Earth Conservancy has a retention pond and treatment facility right downstream from the Askam Borehole. But Ostrowski said the work they’re doing on both creeks should greatly reduce the amount of water that even needs to be discharged from the mines.

Eventually the project will address a large blockage in the Nanticoke Creek that is more upstream. The Pennsylvania Department of Environmental Protect first noted the blockage in 1975, said Ostrowski.

The Blue Coal Corporation owned 16,500 acres of land in the lower south valley in Luzerne County. They went bankrupt in December 1976. Former U.S. Rep. Paul Kanjorski secured a $20 million grant in 1992 from the U.S. Defense Department to purchase Blue Coal’s property. Kanjorski’s original plan included creating a research center on the land. That purchase also created Earth Conservancy. Their mission is to put the land back into some productive use.

Some of the land was sold for logistic centers. The mine-scarred land was remediated, leveled out and given a new purpose.

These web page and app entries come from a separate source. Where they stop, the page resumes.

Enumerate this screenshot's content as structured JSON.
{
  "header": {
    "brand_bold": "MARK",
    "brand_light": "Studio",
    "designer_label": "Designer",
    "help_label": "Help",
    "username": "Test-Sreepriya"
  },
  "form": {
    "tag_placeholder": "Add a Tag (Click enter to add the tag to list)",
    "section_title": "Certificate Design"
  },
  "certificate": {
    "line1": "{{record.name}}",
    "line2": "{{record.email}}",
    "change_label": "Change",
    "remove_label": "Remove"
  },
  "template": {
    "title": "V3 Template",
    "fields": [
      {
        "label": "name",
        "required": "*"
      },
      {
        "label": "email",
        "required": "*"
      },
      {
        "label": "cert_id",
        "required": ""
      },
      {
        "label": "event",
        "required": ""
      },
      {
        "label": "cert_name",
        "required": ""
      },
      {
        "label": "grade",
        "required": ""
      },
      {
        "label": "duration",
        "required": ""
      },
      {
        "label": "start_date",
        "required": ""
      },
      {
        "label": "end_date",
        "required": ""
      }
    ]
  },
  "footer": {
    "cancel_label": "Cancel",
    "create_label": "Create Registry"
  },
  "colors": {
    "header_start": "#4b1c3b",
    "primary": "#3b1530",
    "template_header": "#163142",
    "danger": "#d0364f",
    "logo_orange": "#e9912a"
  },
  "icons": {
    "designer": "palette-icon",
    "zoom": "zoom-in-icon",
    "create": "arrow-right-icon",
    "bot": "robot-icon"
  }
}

The restoration of the property for economic development helps fund their environmental projects.

Elizabeth Hughes, communications director, said there is interconnectivity with everything that Earth Conservancy does.

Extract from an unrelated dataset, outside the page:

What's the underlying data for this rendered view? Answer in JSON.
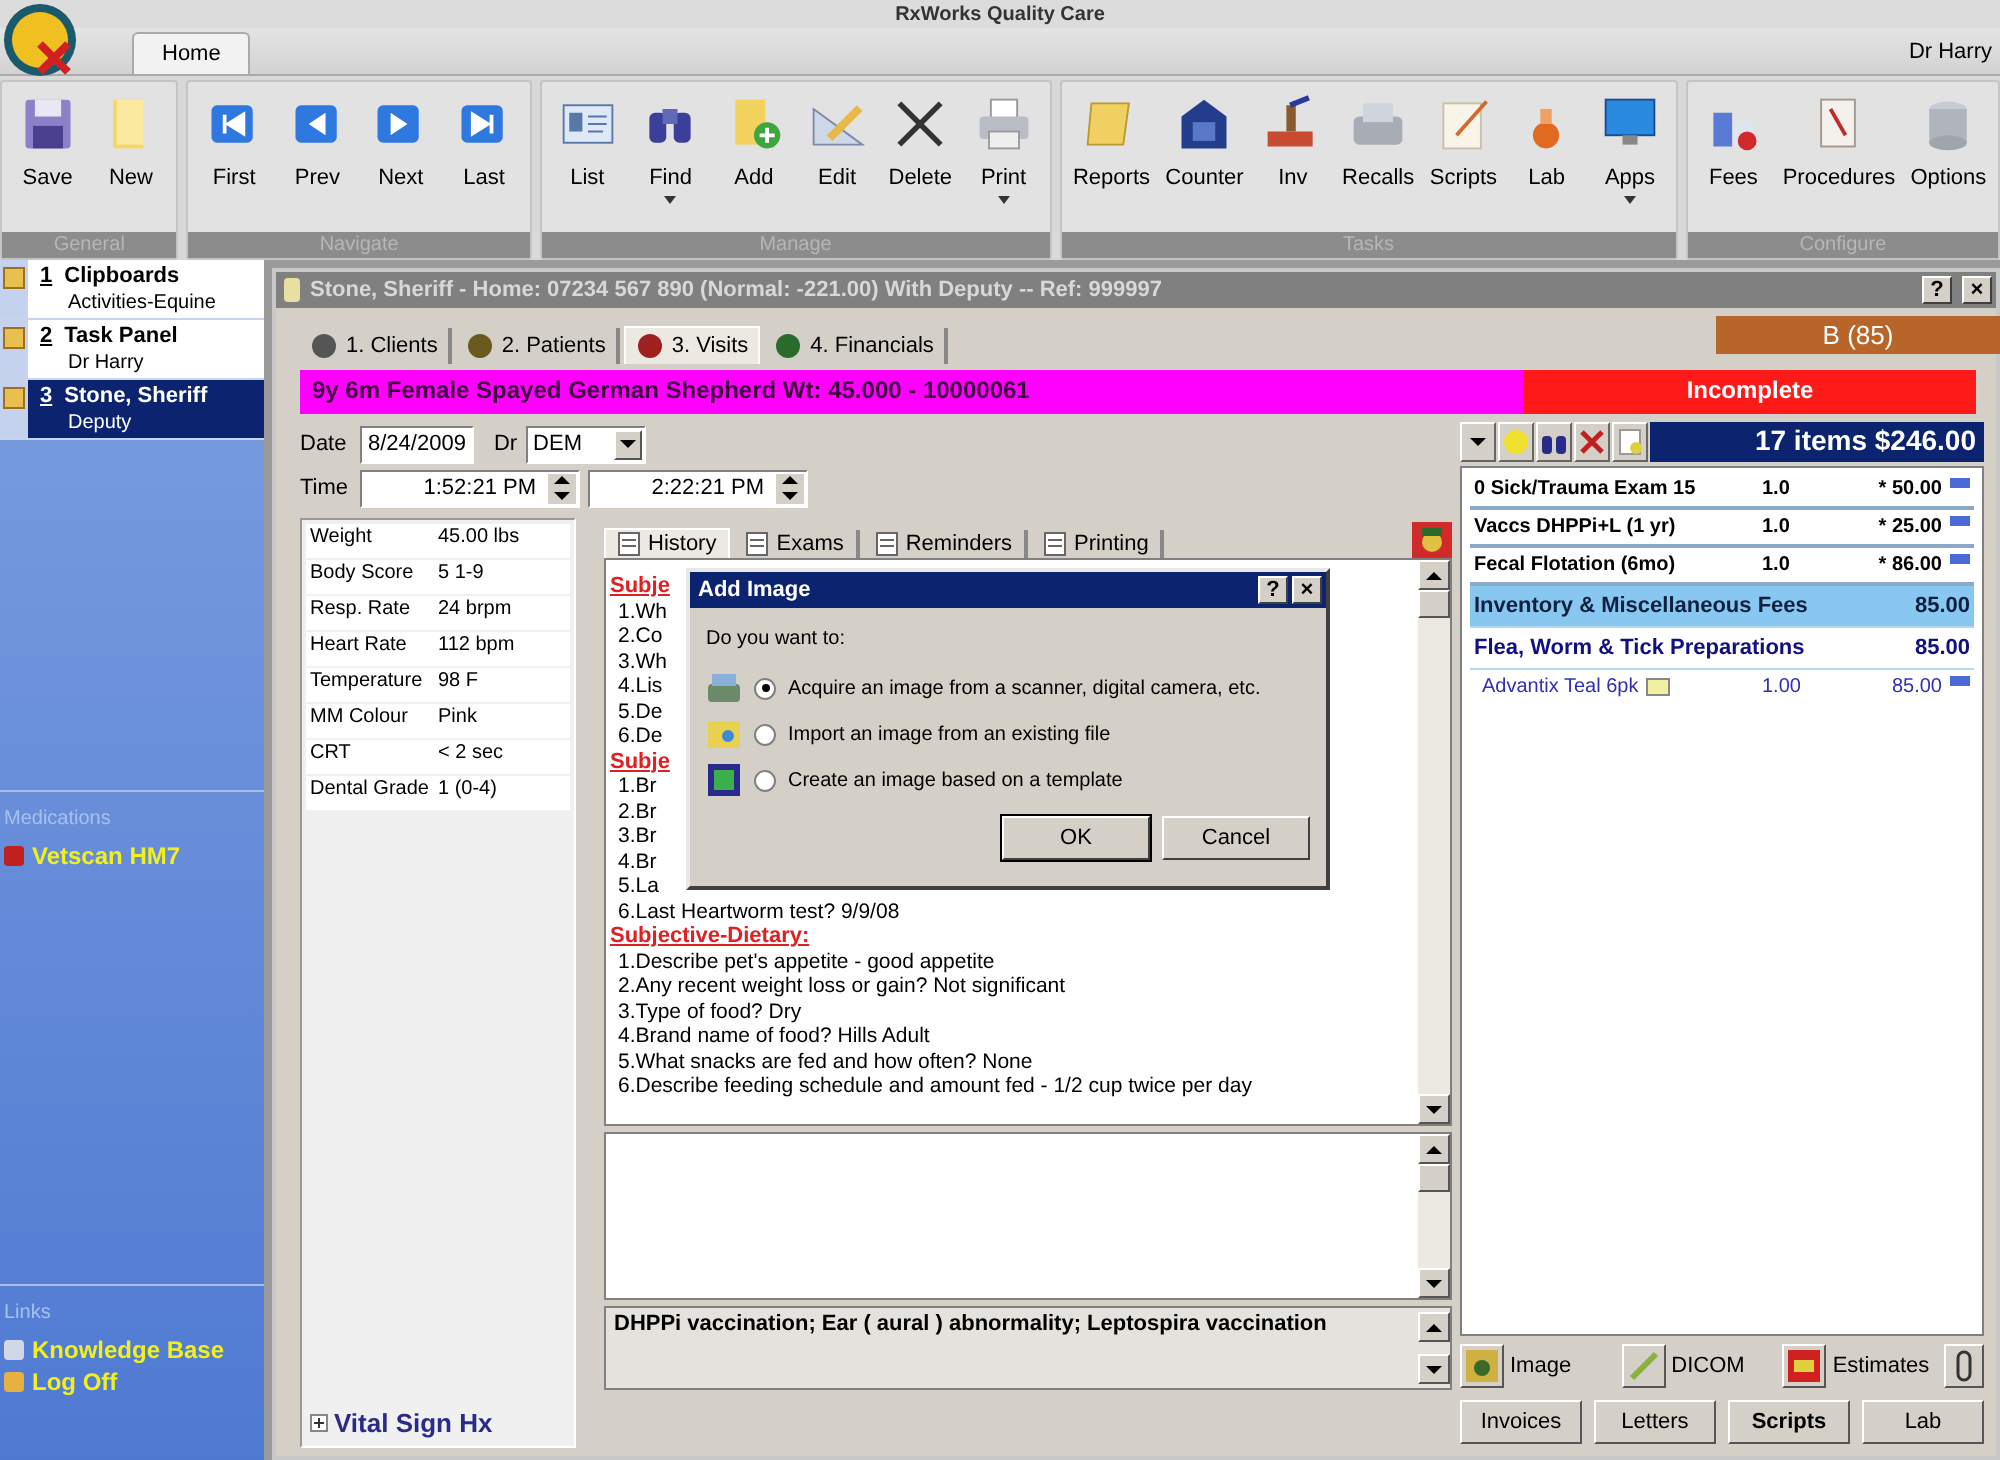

The organization also attract like-minded organizations to the rehabbed land, including Patagonia. The outdoor apparel company is known for its environmental activism.

“Patagonia was looking to do solar work. They've adopted one of our trails," said Hughes. "Bringing those types of people together that actually do care about environmental issues to an extent, like it has these ripple effects.”

Of the 16,5000 acres, Earth Conservancy must preserve 10,000.

Right now, they are working with the North Branch Land Trust and the Department of Conservation and Natural Resources to convey 1,400 acres into state forest lands. A lot of that land is ridge top areas of Wilkes-Barre and Penobscot Mountains and the headwaters of the Nanticoke Creek and Espy Run.

Once all the former Blue Coal land is either preserved or sold, Earth Conservancy will cease to exist.

Kat Bolus is the community reporter for the newly-formed WVIA News Team. She is a former reporter and columnist at The Times-Tribune, a Scrantonian and cat mom.